> [Your goal]:
The answer must give back every line of the data exactly, with no pictures.

___ Data listing

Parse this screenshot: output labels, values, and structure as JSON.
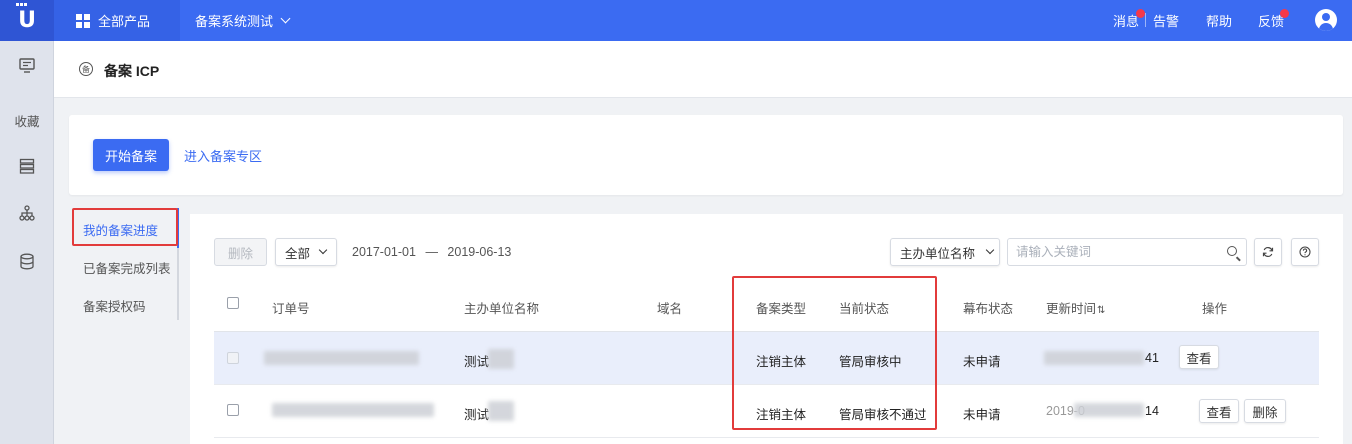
{
  "topbar": {
    "logo_letter": "U",
    "all_products": "全部产品",
    "project": "备案系统测试",
    "links": {
      "messages": "消息",
      "alerts": "告警",
      "help": "帮助",
      "feedback": "反馈"
    }
  },
  "rail": {
    "favorites": "收藏"
  },
  "page": {
    "title": "备案 ICP",
    "title_icon": "备"
  },
  "actions": {
    "start": "开始备案",
    "enter_zone": "进入备案专区"
  },
  "side_tabs": [
    "我的备案进度",
    "已备案完成列表",
    "备案授权码"
  ],
  "toolbar": {
    "delete": "删除",
    "filter": "全部",
    "date_from": "2017-01-01",
    "date_sep": "—",
    "date_to": "2019-06-13",
    "field_select": "主办单位名称",
    "search_placeholder": "请输入关键词"
  },
  "table": {
    "headers": {
      "order": "订单号",
      "org": "主办单位名称",
      "domain": "域名",
      "type": "备案类型",
      "status": "当前状态",
      "curtain": "幕布状态",
      "updated": "更新时间",
      "ops": "操作"
    },
    "rows": [
      {
        "org": "测试",
        "type": "注销主体",
        "status": "管局审核中",
        "curtain": "未申请",
        "time_tail": "41",
        "time_head": "",
        "ops": [
          "查看"
        ]
      },
      {
        "org": "测试",
        "type": "注销主体",
        "status": "管局审核不通过",
        "curtain": "未申请",
        "time_tail": "14",
        "time_head": "2019-0",
        "ops": [
          "查看",
          "删除"
        ]
      }
    ]
  },
  "colors": {
    "accent": "#3b6bf2",
    "highlight_box": "#e23b3b",
    "row_highlight": "#e9eefb"
  }
}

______

> [Output of the task]:
Parse this screenshot: output labels, values, and structure as JSON.
{
  "topbar": {
    "logo_letter": "U",
    "all_products": "全部产品",
    "project": "备案系统测试",
    "links": {
      "messages": "消息",
      "alerts": "告警",
      "help": "帮助",
      "feedback": "反馈"
    }
  },
  "rail": {
    "favorites": "收藏"
  },
  "page": {
    "title": "备案 ICP",
    "title_icon": "备"
  },
  "actions": {
    "start": "开始备案",
    "enter_zone": "进入备案专区"
  },
  "side_tabs": [
    "我的备案进度",
    "已备案完成列表",
    "备案授权码"
  ],
  "toolbar": {
    "delete": "删除",
    "filter": "全部",
    "date_from": "2017-01-01",
    "date_sep": "—",
    "date_to": "2019-06-13",
    "field_select": "主办单位名称",
    "search_placeholder": "请输入关键词"
  },
  "table": {
    "headers": {
      "order": "订单号",
      "org": "主办单位名称",
      "domain": "域名",
      "type": "备案类型",
      "status": "当前状态",
      "curtain": "幕布状态",
      "updated": "更新时间",
      "ops": "操作"
    },
    "rows": [
      {
        "org": "测试",
        "type": "注销主体",
        "status": "管局审核中",
        "curtain": "未申请",
        "time_tail": "41",
        "time_head": "",
        "ops": [
          "查看"
        ]
      },
      {
        "org": "测试",
        "type": "注销主体",
        "status": "管局审核不通过",
        "curtain": "未申请",
        "time_tail": "14",
        "time_head": "2019-0",
        "ops": [
          "查看",
          "删除"
        ]
      }
    ]
  },
  "colors": {
    "accent": "#3b6bf2",
    "highlight_box": "#e23b3b",
    "row_highlight": "#e9eefb"
  }
}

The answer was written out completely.